- Do a ten-minute meditation so as to climb back inside your head, then go straight into writing. Twenty minutes' yoga can also work well.
- If you don't know how to meditate, learn here. It's nothing fancy or weird, just an incredibly valuable tool for life in general, and physical and mental health in particular.
- Try a run or a brisk walk for this kind of head-clearing - perhaps focussing on the world and characters - and when you get home go straight into it.
- Don't let the world out there drag your self out of your head and the story-world.
- Know when you're online, and when you aren't. Don't be online if you can avoid it, and don't keep news or social media up in a tab. Come on, grow up. Just shut it down.
- Change your settings so what greets you when you put your computer on isn't a blast of headlines, nor notifications.
- Don't have email, let alone social media notifications, pushed to your phone. If you normally do, set up an "I'm writing" mode, put your phone in another room, or set it so it only syncs when you ask it to.
- Watch what you read while the kettle's boiling, or over lunch: pick something which will help you stay in the world of your story, not pull you out of it.
- Similarly, don't put the radio on, especially if it's words or something else designed to absorb a proportion of your attention, such as pop radio. Ditto the TV.
- If it makes you nervous not to have Cloud backup on (it does me), then just add a hard-disk backup into your home network. (It happens that the wifi signal in my bedroom is very weak. This is a good thing: my Dropbox backups happen, but doing anything else online is too slow to be tempting.)
- Work out at which time of day it's easiest for you to stay inside your head: some are lark-writers, some owl-writers. I know one for whom the post-lunch snooziness works best, but she's a rare bird. Ring-fence your best time as fiercely as you can, and fit other things round it.
- Work out what helps and what hinder:
- Use music if it helps (it does me, as long as it's familiar, and doesn't have words which I understand, because they snag my word-mind)
- Use noise-cancelling headphones if they make you feel cocooned, with white noise or music, or nothing: on-ear may feel cosier than in-ear
- You can even get an app to play soothing your-favourite-café noises
- Notice if you have (small) habits or routines which help to triger Pavlovian response of working, and make use of then: a playlist, a specific place to work or type of clothes, working materials
- Write somewhere where you feel tucked away, out of the stream of the world, and where the domestic to-do list doesn't thrust itself constantly under your nose
- Write in bed - or I sometimes work in the kitchen, just because it's not my main desk with its smell of to-do lists and tax returns.
- Draw the curtains against the light if it helps (but make sure you get enough daylight overall or you'll get depressed and vitamin-D deficient)
- Some people find being away from home - a café, library or your best friend's granny's spare-room - works in a similar way.
- Work longhand where possible: not only do you keep away from the other stuff on your computer, and the internet, there's an intuitive, physical connection between mind and page that even very good typists don't access.

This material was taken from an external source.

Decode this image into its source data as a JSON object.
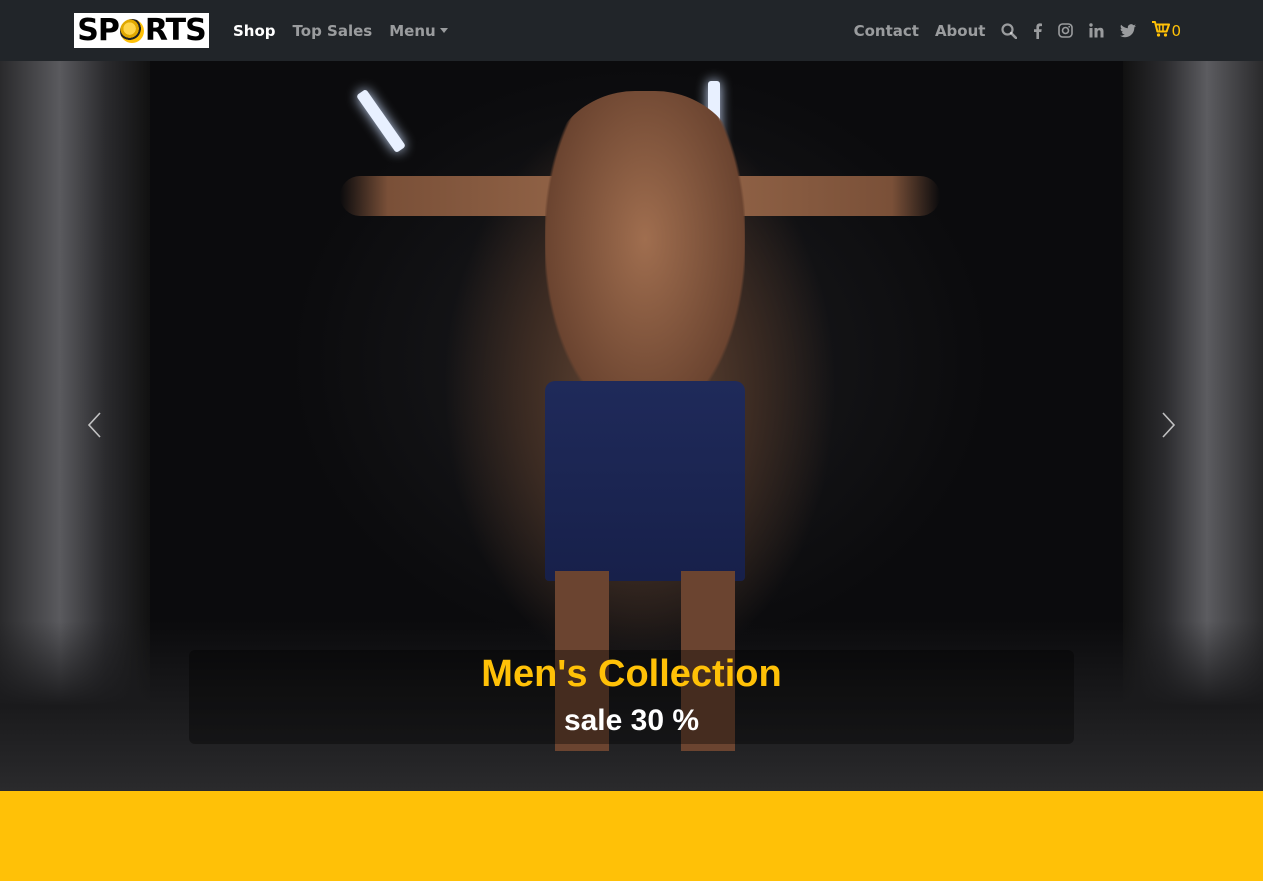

- Stop fussing about your messy handwriting - no one's looking, so who cares?. If you really can't read the result then either embrace the fact that trying to decipher it will be a creative stage in itself, or buy this excellent book and sort your handwriting out (it's also very good if handwriting makes your hand hurt).
- Have crucial notes, plans and timelines actually on paper or printed out, so you don't need the computer on just for those.

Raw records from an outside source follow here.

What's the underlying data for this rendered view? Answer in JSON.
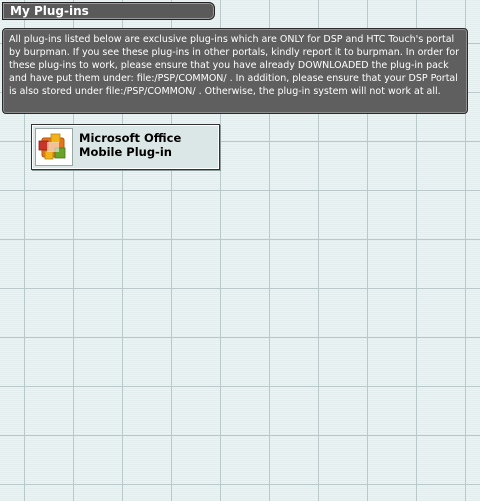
{
  "header": {
    "title": "My Plug-ins"
  },
  "notice": {
    "text": "All plug-ins listed below are exclusive plug-ins which are ONLY for DSP and HTC Touch's portal by burpman. If you see these plug-ins in other portals, kindly report it to burpman. In order for these plug-ins to work, please ensure that you have already DOWNLOADED the plug-in pack and have put them under: file:/PSP/COMMON/ . In addition, please ensure that your DSP Portal is also stored under file:/PSP/COMMON/ . Otherwise, the plug-in system will not work at all."
  },
  "plugins": [
    {
      "label": "Microsoft Office Mobile Plug-in",
      "icon": "microsoft-office-icon"
    }
  ],
  "colors": {
    "title_bar_bg": "#5a5a5a",
    "notice_bg": "#5f5f5f",
    "page_bg": "#e3eded",
    "grid_line": "#b9c8c8",
    "office_orange": "#e8741a",
    "office_red": "#c9342a",
    "office_green": "#6aa329",
    "office_yellow": "#f2b21b"
  }
}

- Revise on hard copy: embrace how it means you don't fiddle, and how typing up your longhand revisions is the perfect way of revisiting each one before you commit to it.
- Remember that small bits of research can wait: just make a note in the text. I used easily-searchable [square brackets] for small stuff, the Document Notes feature of Scrivener, and a file called Bits for anything bigger.
That's everything I can think of, but if you have a Top Tip for staying inside your head when you're writing, then feel free to post it in the comments; it might be exactly what someone else needs, but hadn't thought of.